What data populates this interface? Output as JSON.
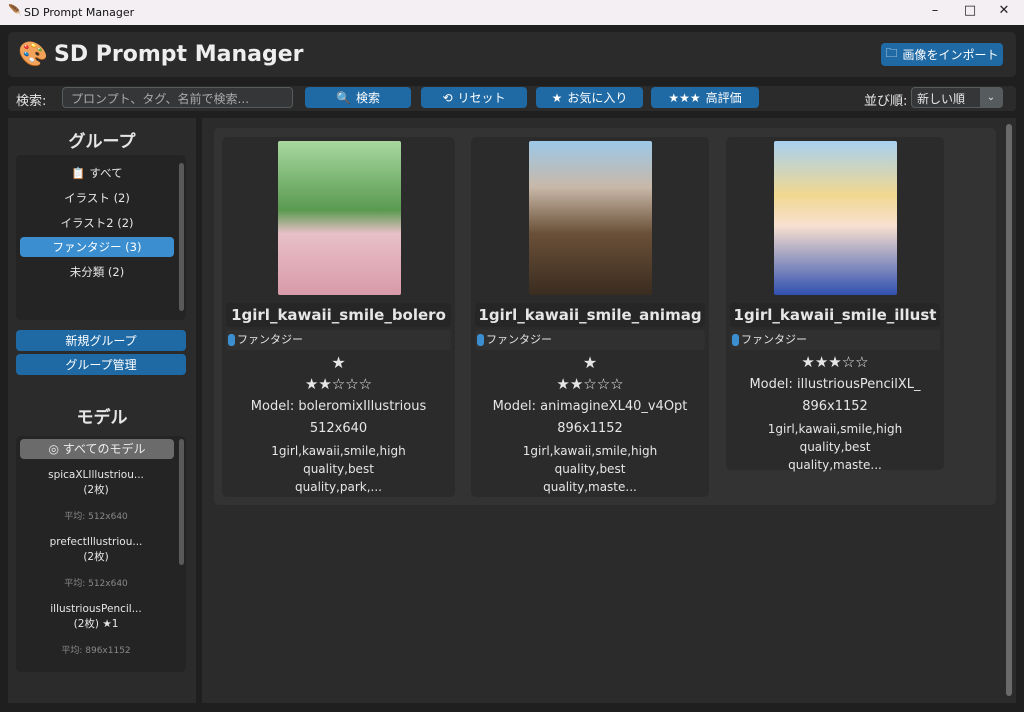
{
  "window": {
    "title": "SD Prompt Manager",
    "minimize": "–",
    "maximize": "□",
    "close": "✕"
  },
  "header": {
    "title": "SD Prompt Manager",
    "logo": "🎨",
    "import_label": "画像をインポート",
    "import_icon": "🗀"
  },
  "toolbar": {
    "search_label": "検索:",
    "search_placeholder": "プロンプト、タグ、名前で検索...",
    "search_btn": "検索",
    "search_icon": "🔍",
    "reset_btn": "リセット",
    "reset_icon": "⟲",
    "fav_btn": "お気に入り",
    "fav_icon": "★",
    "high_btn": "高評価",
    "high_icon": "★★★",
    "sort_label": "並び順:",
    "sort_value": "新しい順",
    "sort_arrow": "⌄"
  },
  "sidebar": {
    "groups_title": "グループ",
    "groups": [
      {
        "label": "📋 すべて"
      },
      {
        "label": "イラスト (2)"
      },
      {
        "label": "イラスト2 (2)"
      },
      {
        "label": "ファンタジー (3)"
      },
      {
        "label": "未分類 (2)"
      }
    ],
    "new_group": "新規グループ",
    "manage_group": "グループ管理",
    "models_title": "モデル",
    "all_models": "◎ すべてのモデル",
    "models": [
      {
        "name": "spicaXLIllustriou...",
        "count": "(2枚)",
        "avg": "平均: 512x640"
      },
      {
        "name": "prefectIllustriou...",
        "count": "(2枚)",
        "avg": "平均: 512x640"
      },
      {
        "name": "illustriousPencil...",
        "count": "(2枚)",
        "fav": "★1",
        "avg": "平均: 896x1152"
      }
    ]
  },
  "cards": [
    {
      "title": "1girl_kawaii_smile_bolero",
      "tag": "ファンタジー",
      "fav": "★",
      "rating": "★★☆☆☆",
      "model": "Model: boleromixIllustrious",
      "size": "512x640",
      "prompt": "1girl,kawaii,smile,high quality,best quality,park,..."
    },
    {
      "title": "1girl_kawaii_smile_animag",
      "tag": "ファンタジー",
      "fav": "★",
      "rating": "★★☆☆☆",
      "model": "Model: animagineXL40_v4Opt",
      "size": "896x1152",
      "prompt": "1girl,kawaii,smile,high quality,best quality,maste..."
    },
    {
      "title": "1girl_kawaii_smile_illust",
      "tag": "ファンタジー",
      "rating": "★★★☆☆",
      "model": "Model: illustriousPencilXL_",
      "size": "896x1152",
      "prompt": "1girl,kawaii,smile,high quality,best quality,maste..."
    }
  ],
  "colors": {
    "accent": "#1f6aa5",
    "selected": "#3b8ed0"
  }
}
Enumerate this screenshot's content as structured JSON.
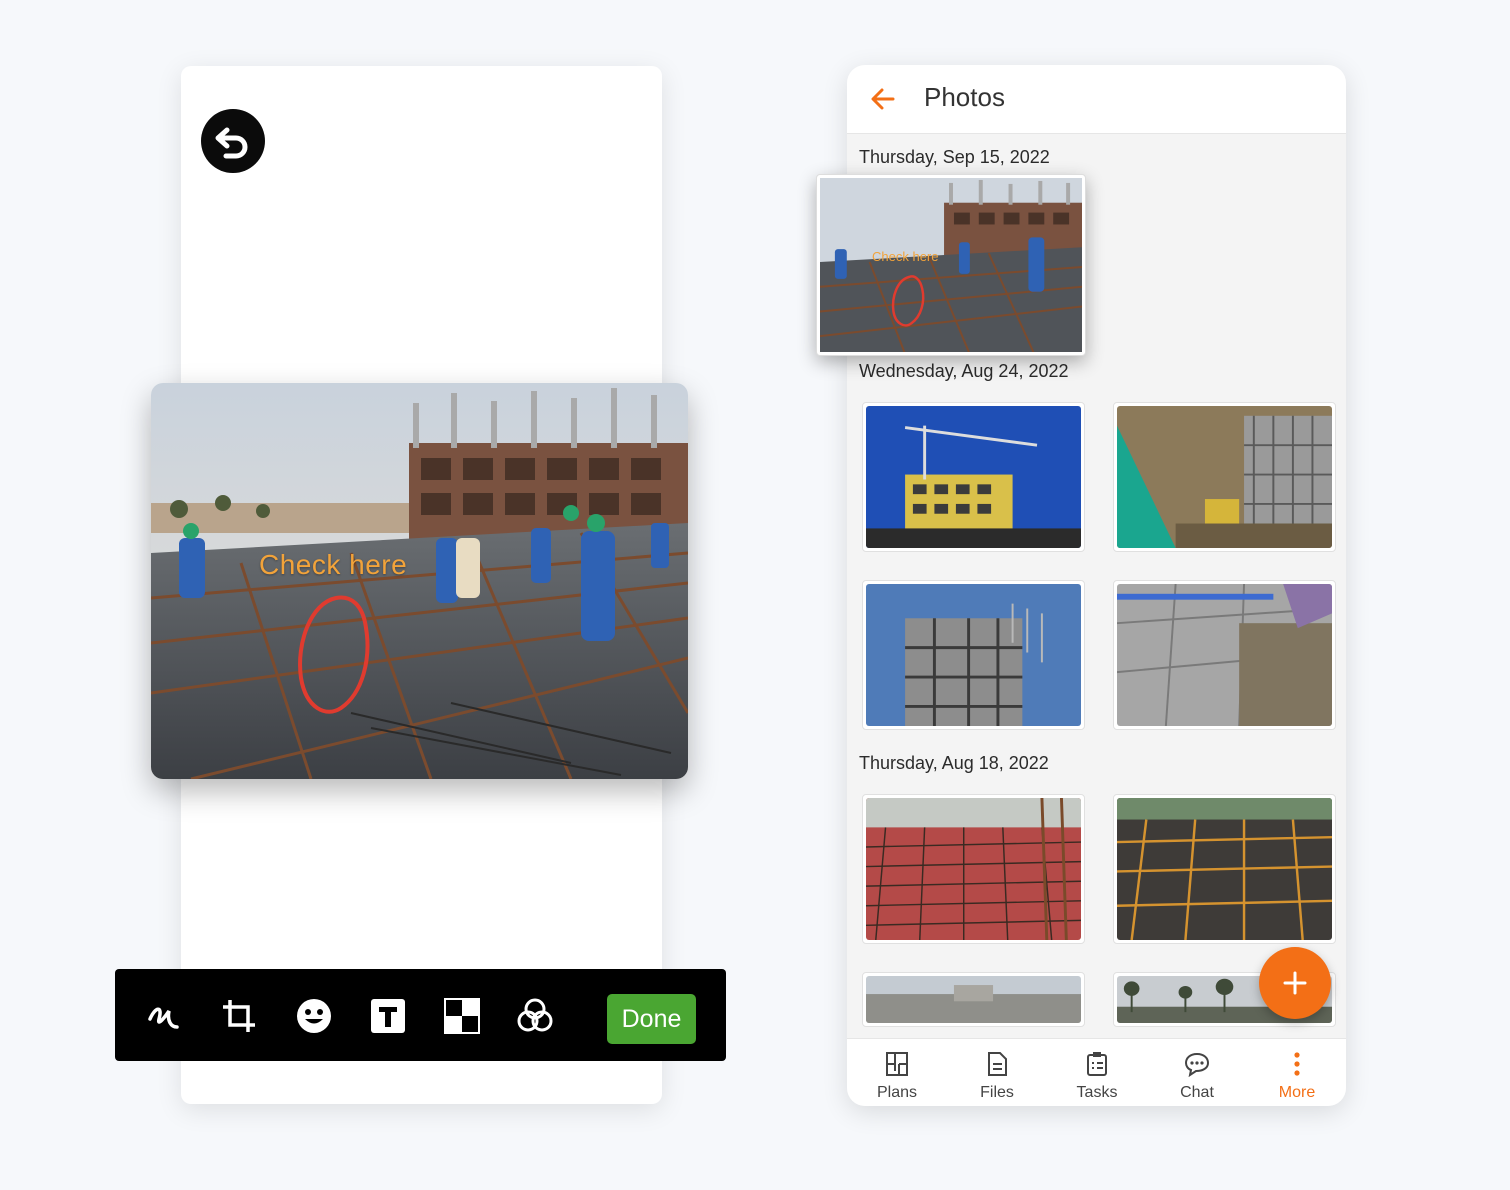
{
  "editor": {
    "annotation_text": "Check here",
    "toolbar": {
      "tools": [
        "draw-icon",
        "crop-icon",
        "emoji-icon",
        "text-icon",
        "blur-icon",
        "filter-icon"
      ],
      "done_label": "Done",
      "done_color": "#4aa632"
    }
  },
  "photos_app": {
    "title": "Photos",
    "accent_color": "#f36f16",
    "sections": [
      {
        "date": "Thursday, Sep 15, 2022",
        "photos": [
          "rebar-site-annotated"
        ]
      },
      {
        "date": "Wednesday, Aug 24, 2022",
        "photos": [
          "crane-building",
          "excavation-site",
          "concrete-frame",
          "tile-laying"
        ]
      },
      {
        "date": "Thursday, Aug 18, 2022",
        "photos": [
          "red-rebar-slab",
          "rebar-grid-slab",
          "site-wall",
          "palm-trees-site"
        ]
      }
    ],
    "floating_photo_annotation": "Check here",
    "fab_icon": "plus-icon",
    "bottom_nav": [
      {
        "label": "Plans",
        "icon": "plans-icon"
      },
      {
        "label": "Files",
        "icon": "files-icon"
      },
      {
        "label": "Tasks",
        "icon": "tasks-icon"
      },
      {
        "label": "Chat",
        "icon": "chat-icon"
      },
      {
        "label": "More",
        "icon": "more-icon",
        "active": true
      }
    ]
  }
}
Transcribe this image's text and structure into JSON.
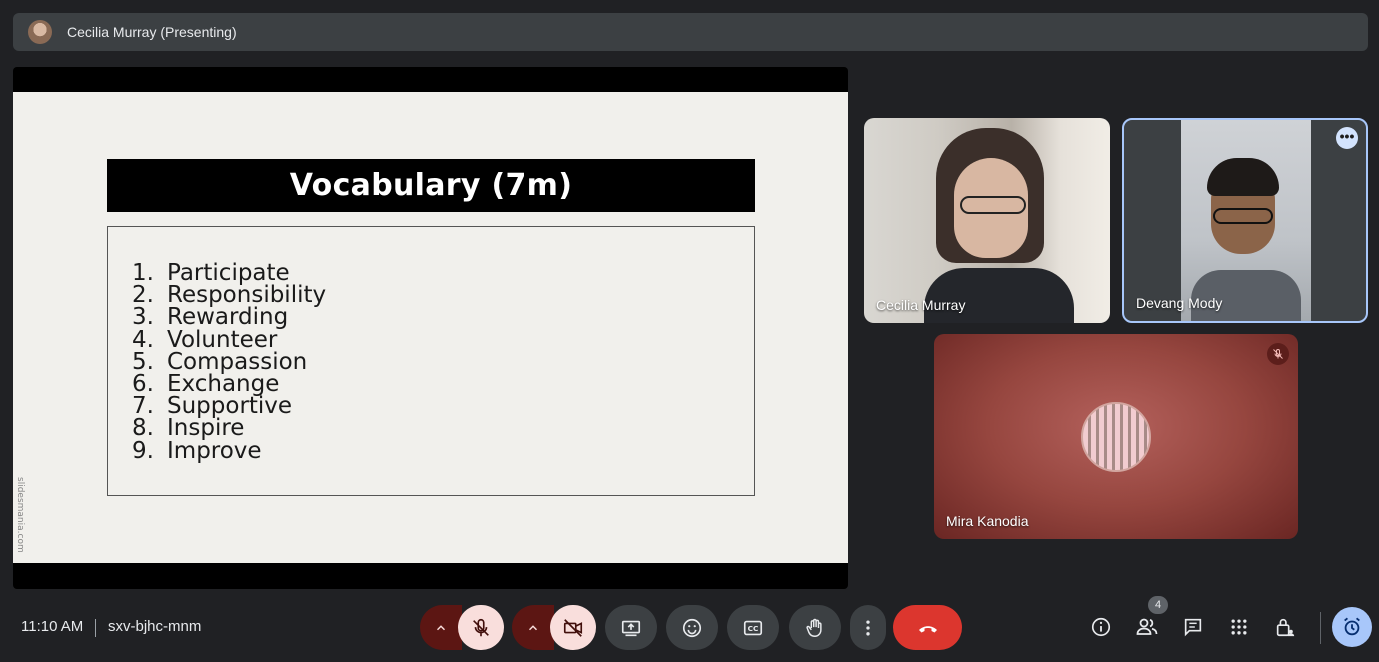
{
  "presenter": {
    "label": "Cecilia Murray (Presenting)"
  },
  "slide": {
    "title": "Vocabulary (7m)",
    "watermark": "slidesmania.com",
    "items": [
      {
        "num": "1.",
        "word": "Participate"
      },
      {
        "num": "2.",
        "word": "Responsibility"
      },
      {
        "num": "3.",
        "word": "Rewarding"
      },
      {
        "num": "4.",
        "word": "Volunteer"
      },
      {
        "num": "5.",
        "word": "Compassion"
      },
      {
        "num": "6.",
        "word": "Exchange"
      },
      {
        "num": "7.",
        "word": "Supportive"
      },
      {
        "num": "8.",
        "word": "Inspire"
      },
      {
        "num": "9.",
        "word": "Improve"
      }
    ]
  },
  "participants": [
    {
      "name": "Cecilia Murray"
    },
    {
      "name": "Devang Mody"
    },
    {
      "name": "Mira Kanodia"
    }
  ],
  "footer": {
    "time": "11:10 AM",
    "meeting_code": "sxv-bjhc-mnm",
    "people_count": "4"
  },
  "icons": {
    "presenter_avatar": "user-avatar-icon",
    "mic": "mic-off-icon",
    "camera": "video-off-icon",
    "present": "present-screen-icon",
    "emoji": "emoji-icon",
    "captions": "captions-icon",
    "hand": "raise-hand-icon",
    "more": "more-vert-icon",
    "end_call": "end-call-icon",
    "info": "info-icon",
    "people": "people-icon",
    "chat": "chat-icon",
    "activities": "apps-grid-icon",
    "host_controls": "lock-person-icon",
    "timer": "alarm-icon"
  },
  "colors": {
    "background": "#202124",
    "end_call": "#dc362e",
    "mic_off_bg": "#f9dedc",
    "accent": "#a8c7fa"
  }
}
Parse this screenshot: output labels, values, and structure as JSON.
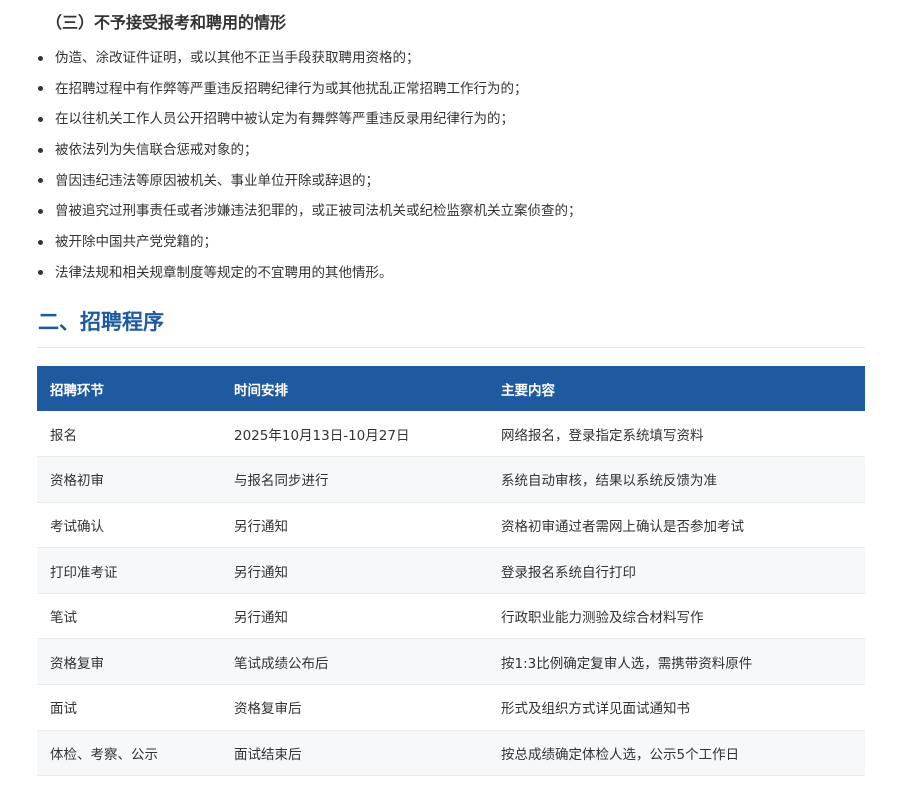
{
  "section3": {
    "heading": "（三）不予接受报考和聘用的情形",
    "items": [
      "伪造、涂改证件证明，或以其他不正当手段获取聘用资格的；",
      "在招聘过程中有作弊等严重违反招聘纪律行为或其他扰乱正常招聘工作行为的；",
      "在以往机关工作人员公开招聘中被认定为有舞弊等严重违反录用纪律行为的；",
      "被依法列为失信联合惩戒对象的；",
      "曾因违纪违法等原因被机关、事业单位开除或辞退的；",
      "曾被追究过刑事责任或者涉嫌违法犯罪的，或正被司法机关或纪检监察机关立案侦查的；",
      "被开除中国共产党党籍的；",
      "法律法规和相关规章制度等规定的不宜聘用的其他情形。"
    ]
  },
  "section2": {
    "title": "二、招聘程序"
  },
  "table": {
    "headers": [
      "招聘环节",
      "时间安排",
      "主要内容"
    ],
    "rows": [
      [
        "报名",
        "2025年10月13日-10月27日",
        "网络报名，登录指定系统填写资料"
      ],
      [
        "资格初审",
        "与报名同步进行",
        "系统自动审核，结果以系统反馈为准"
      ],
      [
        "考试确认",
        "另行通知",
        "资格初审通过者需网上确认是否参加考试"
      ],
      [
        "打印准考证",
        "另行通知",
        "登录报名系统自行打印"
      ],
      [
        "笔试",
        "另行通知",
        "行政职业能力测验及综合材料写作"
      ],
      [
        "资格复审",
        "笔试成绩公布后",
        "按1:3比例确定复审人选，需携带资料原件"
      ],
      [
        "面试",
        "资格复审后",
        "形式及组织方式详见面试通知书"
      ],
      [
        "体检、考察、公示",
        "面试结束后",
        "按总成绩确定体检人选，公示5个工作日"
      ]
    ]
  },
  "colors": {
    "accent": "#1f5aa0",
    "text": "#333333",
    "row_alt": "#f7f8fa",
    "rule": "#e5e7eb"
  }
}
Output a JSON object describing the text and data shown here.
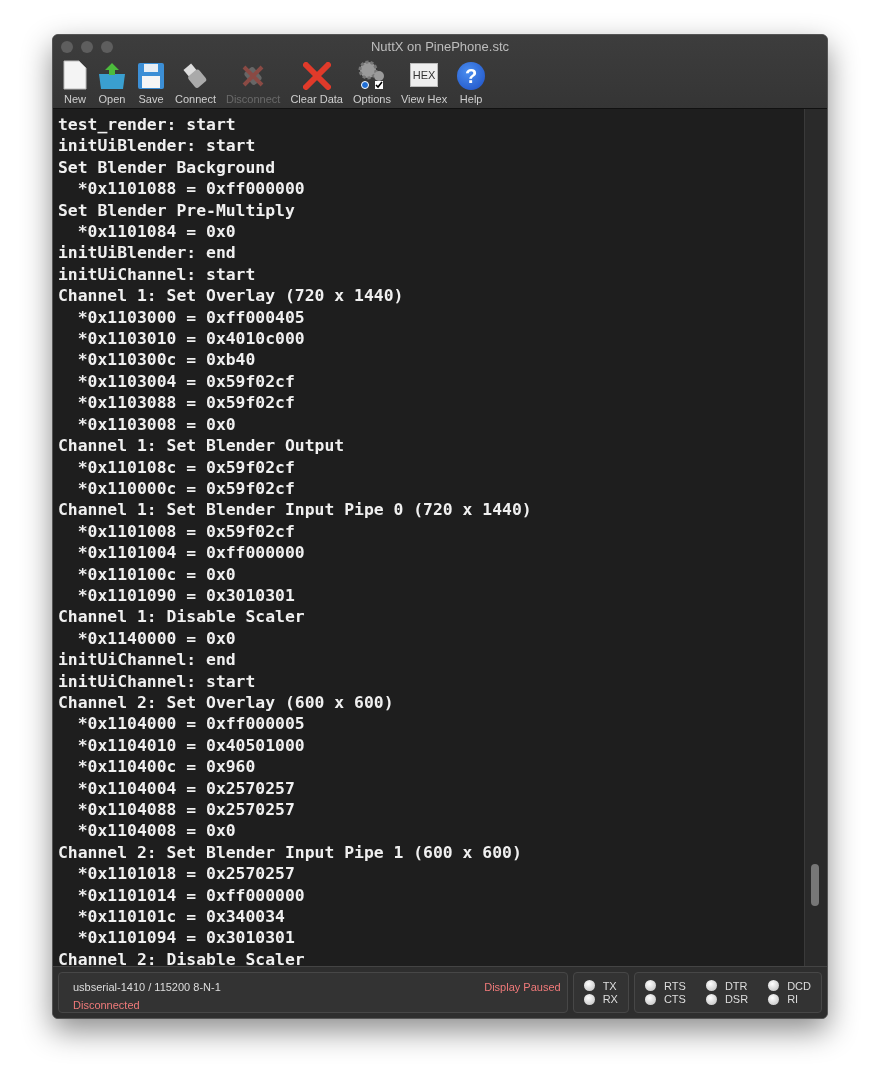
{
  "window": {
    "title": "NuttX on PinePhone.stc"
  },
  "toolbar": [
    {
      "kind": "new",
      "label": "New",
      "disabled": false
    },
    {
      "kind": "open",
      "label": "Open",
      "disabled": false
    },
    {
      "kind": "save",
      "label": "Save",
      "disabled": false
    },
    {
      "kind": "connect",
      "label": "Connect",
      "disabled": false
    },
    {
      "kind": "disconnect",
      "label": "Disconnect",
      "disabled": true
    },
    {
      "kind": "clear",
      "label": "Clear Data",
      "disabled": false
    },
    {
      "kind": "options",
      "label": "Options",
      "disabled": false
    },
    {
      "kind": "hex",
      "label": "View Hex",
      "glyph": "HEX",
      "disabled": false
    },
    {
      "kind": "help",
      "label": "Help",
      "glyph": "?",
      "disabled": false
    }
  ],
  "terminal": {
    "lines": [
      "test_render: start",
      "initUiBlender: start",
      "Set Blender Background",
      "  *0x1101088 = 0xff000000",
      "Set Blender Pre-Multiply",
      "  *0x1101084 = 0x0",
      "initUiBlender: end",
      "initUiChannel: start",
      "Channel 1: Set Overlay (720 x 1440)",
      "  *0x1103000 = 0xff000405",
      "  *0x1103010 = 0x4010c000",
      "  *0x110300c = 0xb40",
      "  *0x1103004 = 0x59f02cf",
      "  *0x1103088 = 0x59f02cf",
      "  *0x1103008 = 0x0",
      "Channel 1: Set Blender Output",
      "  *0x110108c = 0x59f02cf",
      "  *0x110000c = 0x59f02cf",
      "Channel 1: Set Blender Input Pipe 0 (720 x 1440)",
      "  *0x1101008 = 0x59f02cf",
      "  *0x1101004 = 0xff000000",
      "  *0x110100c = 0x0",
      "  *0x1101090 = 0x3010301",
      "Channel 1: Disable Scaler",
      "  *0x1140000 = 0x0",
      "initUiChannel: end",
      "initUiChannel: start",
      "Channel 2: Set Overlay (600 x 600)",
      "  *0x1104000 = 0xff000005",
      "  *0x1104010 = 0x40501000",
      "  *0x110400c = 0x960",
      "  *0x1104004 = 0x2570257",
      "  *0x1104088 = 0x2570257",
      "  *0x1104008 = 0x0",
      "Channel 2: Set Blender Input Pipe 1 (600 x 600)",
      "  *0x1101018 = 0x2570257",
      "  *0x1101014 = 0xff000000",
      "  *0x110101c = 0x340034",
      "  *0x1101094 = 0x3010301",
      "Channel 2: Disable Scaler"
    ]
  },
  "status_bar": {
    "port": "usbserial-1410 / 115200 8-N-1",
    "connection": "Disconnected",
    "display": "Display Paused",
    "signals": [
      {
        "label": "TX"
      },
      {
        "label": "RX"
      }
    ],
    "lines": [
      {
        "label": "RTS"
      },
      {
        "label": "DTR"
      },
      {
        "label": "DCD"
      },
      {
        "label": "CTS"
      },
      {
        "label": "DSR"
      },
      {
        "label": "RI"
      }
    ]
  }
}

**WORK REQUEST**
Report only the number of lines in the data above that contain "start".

**YOUR SOLUTION**
4